Property Investors Can Pay Less Tax With This Simple Piece Of Advice
Published 7:08 am 5 Jun 2019
If you are buying and selling properties and are doing more than a couple a year, then you may be able to run property as your business and that means massive differentials in what you’ll pay in tax. DG Institute Founder and CEO, Dominique Grubisa explains how you can look at paying income tax instead of capital gains tax on your property profits, what that means for you and how you can get started doing that right now.
If you’re active in the property space, you may want to consider your options when it comes to tax.
For example, people don’t realize that if they’re doing property and doing one or two deals a year they may be considered to run a property business, and what that means is instead of paying capital gains tax, they can opt to pay income tax on their profits.
If you’re doing that through a company or maybe superannuation, then your tax rate is going to be a whole lot lower.

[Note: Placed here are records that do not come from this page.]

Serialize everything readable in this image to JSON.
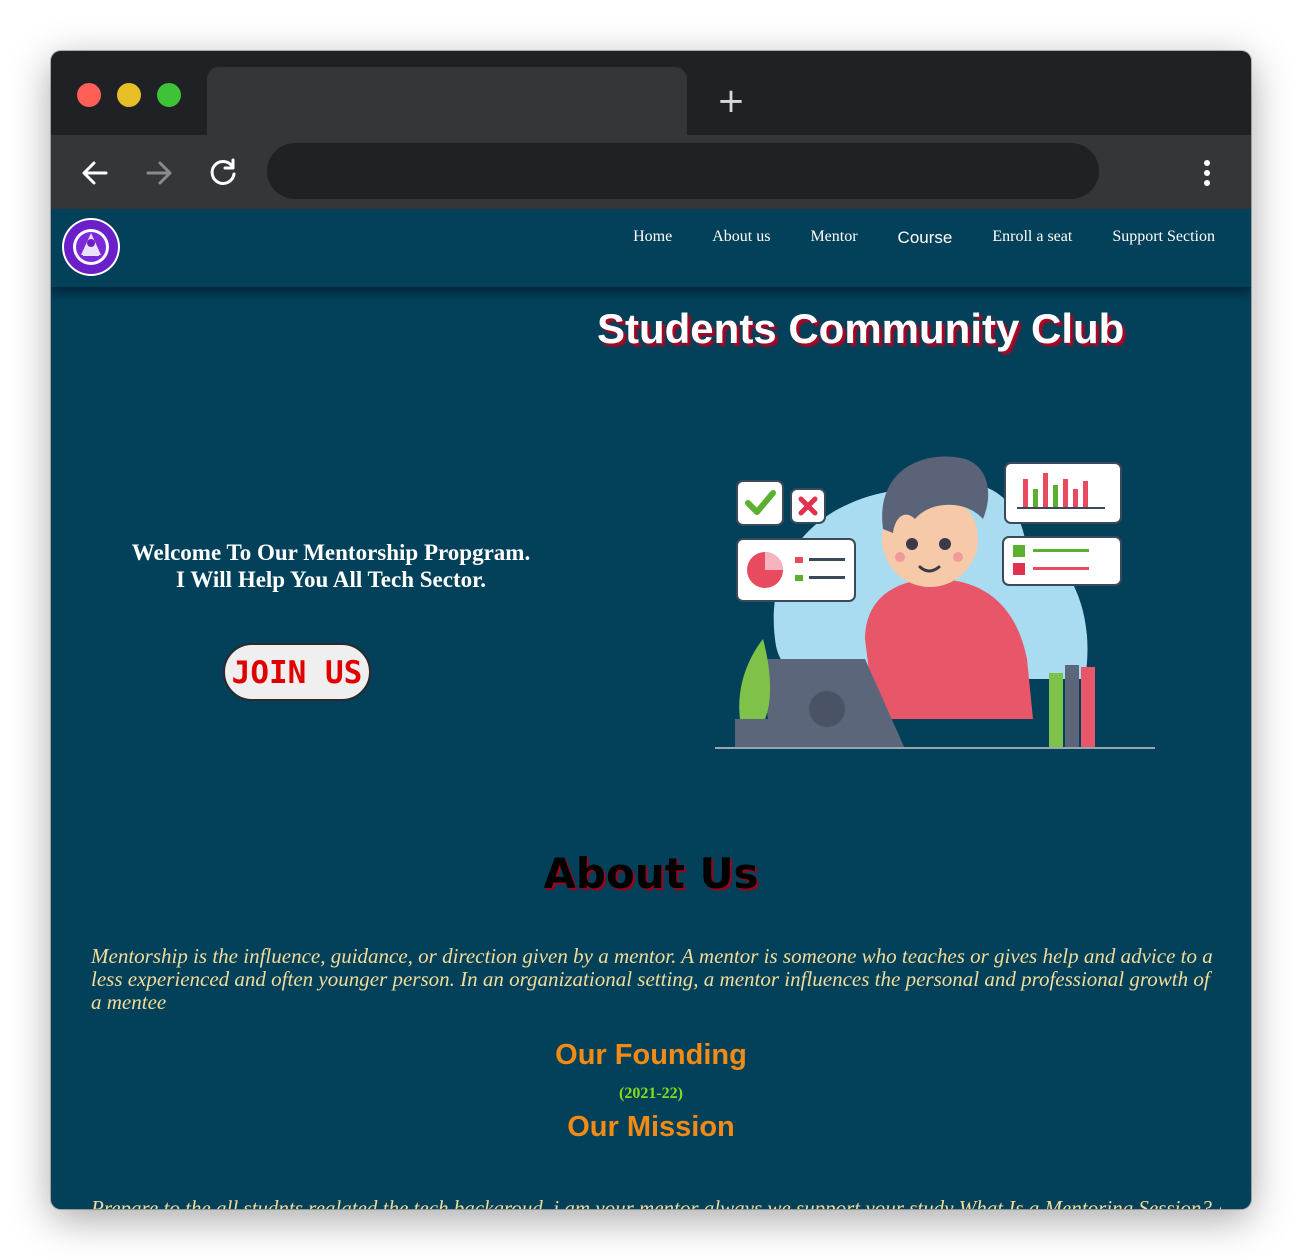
{
  "browser": {
    "new_tab_symbol": "+",
    "icons": [
      "back-arrow-icon",
      "forward-arrow-icon",
      "reload-icon",
      "more-vert-icon"
    ]
  },
  "site": {
    "logo_text": "STUDENTS COMMUNITY CLUB",
    "nav": [
      "Home",
      "About us",
      "Mentor",
      "Course",
      "Enroll a seat",
      "Support Section"
    ]
  },
  "hero": {
    "title": "Students Community Club",
    "welcome_line1": "Welcome To Our Mentorship Propgram.",
    "welcome_line2": "I Will Help You All Tech Sector.",
    "join_label": "JOIN US"
  },
  "about": {
    "title": "About Us",
    "text": "Mentorship is the influence, guidance, or direction given by a mentor. A mentor is someone who teaches or gives help and advice to a less experienced and often younger person. In an organizational setting, a mentor influences the personal and professional growth of a mentee",
    "founding_title": "Our Founding",
    "founding_year": "(2021-22)",
    "mission_title": "Our Mission",
    "mission_text": "Prepare to the all studnts realated the tech backgroud, i am your mentor always we support your study What Is a Mentoring Session? A"
  },
  "colors": {
    "page_bg": "#03415a",
    "title_shadow": "#b8001f",
    "accent_orange": "#f28a14",
    "year_green": "#86dc1a",
    "body_text": "#f1dc9a",
    "join_text": "#e00000"
  }
}
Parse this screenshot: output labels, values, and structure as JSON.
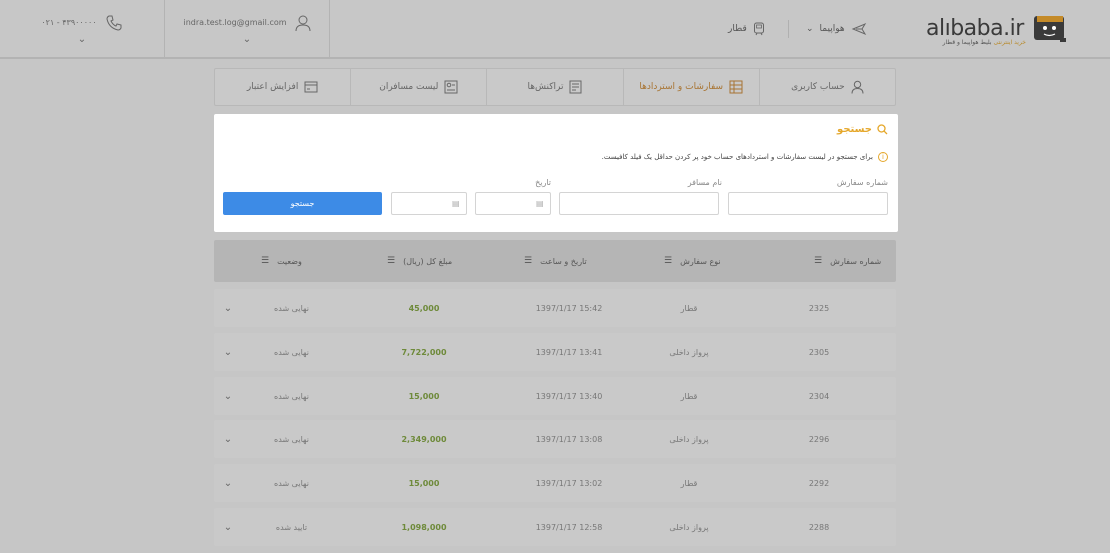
{
  "header": {
    "phone": "۰۲۱ - ۴۳۹۰۰۰۰۰",
    "email": "indra.test.log@gmail.com",
    "nav_flight": "هواپیما",
    "nav_train": "قطار",
    "logo": "alıbaba.ir",
    "logo_sub_highlight": "خرید اینترنتی",
    "logo_sub_rest": " بلیط هواپیما و قطار"
  },
  "tabs": [
    {
      "label": "حساب کاربری",
      "icon": "user-icon"
    },
    {
      "label": "سفارشات و استردادها",
      "icon": "orders-icon",
      "active": true
    },
    {
      "label": "تراکنش‌ها",
      "icon": "transactions-icon"
    },
    {
      "label": "لیست مسافران",
      "icon": "passengers-icon"
    },
    {
      "label": "افزایش اعتبار",
      "icon": "credit-card-icon"
    }
  ],
  "search": {
    "title": "جستجو",
    "info": "برای جستجو در لیست سفارشات و استردادهای حساب خود پر کردن حداقل یک فیلد کافیست.",
    "order_number_label": "شماره سفارش",
    "passenger_name_label": "نام مسافر",
    "date_label": "تاریخ",
    "button": "جستجو"
  },
  "table": {
    "columns": [
      "شماره سفارش",
      "نوع سفارش",
      "تاریخ و ساعت",
      "مبلغ کل (ریال)",
      "وضعیت"
    ],
    "rows": [
      {
        "id": "2325",
        "type": "قطار",
        "datetime": "1397/1/17 15:42",
        "amount": "45,000",
        "status": "نهایی شده"
      },
      {
        "id": "2305",
        "type": "پرواز داخلی",
        "datetime": "1397/1/17 13:41",
        "amount": "7,722,000",
        "status": "نهایی شده"
      },
      {
        "id": "2304",
        "type": "قطار",
        "datetime": "1397/1/17 13:40",
        "amount": "15,000",
        "status": "نهایی شده"
      },
      {
        "id": "2296",
        "type": "پرواز داخلی",
        "datetime": "1397/1/17 13:08",
        "amount": "2,349,000",
        "status": "نهایی شده"
      },
      {
        "id": "2292",
        "type": "قطار",
        "datetime": "1397/1/17 13:02",
        "amount": "15,000",
        "status": "نهایی شده"
      },
      {
        "id": "2288",
        "type": "پرواز داخلی",
        "datetime": "1397/1/17 12:58",
        "amount": "1,098,000",
        "status": "تایید شده"
      }
    ]
  },
  "colors": {
    "accent": "#e5a72a",
    "primary_button": "#3d8be6",
    "amount": "#6e8a3a"
  }
}
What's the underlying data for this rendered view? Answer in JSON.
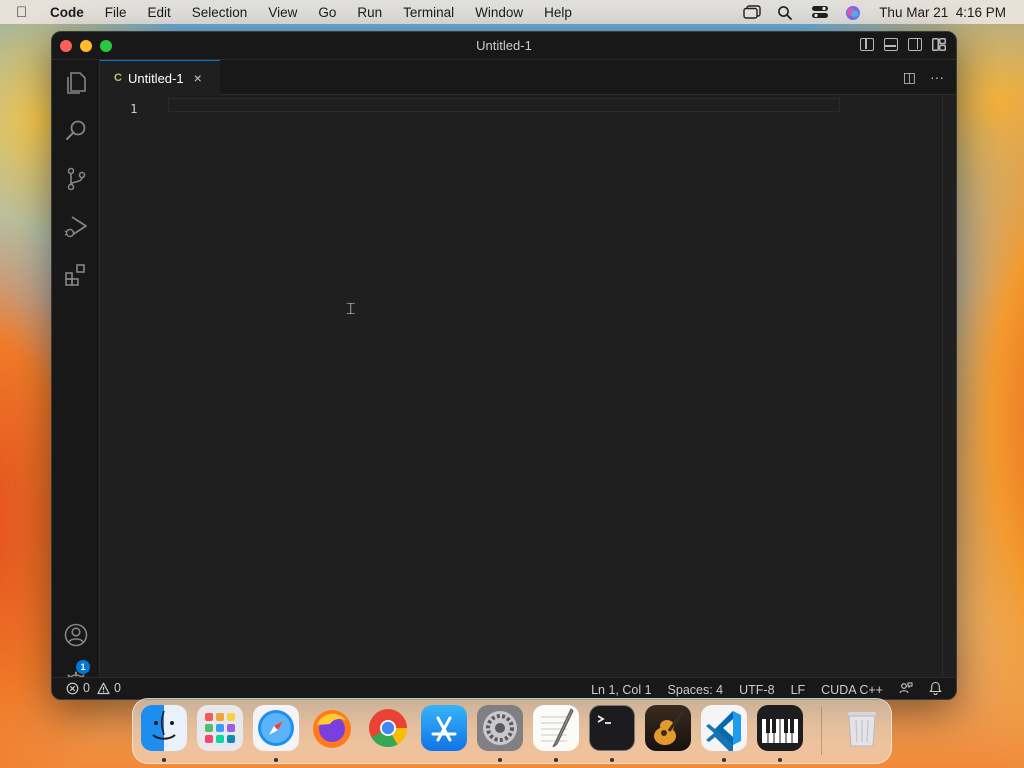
{
  "menubar": {
    "app": "Code",
    "items": [
      "File",
      "Edit",
      "Selection",
      "View",
      "Go",
      "Run",
      "Terminal",
      "Window",
      "Help"
    ],
    "datetime": "Thu Mar 21  4:16 PM",
    "icons": [
      "apple-icon",
      "window-icon",
      "spotlight-icon",
      "control-center-icon",
      "siri-icon"
    ]
  },
  "window": {
    "title": "Untitled-1"
  },
  "activity_bar": {
    "items": [
      "explorer-icon",
      "search-icon",
      "source-control-icon",
      "run-debug-icon",
      "extensions-icon"
    ],
    "bottom": [
      "accounts-icon",
      "manage-gear-icon"
    ],
    "settings_badge": "1"
  },
  "tab": {
    "label": "Untitled-1",
    "close": "×"
  },
  "tab_actions": {
    "split": "◫",
    "more": "···"
  },
  "editor": {
    "line_numbers": [
      "1"
    ]
  },
  "status": {
    "errors": "0",
    "warnings": "0",
    "position": "Ln 1, Col 1",
    "spaces": "Spaces: 4",
    "encoding": "UTF-8",
    "eol": "LF",
    "language": "CUDA C++"
  },
  "dock": {
    "apps": [
      "Finder",
      "Launchpad",
      "Safari",
      "Firefox",
      "Chrome",
      "App Store",
      "System Settings",
      "TextEdit",
      "Terminal",
      "GarageBand",
      "Visual Studio Code",
      "Piano",
      "Trash"
    ]
  }
}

The best thing you can possibly do for tax is look at your situation up front. Before you even buy a property look at the right entity to buy it in with your endgame in mind.
That will dictate who should go on the contract. Is it you as an individual? Is it your company? Is it a trust? How much money will you be making from this property? When will you be selling it? What does the profit look like? And what’s the best thing you can do for tax?
You need to get your accountant in at the start, because legally once you sign a contract and put a name on the contract that is the date that’s relevant for tax. Not when you actually buy it and settle, but when you write the details and sign and date the contract. And that can have a big knock on effect for tax.
It can result in you paying a lot more tax than you ever needed to pay without this planning.
Most people don’t plan to fail, they just fail to plan. So see your accountant before you sign the contract.
Get the right vehicle, the right entity, and minimize the tax you pay on your property ventures, and a big part of that may be income tax instead of capital gain tax depending on what you’re doing and your time frames.
Always plan first, get the most information so you can retain the most profit because we all know it’s not about what you make, it’s what you keep at the end of the day.
Lawyer, Asset Protection Specialist and Property Educator
Dominique Grubisa is a practicing legal practitioner with over 22 years of legal and commercial experience. She is a property investor and developer, an entrepreneur with businesses in Australia and Southeast Asia, a speaker, educator, writer and published author. You may contact Dominique at firstname.lastname@example.org
This column has been written for general information purposes only. It is not intended as legal, financial or investment advice and should not be construed or relied on as such.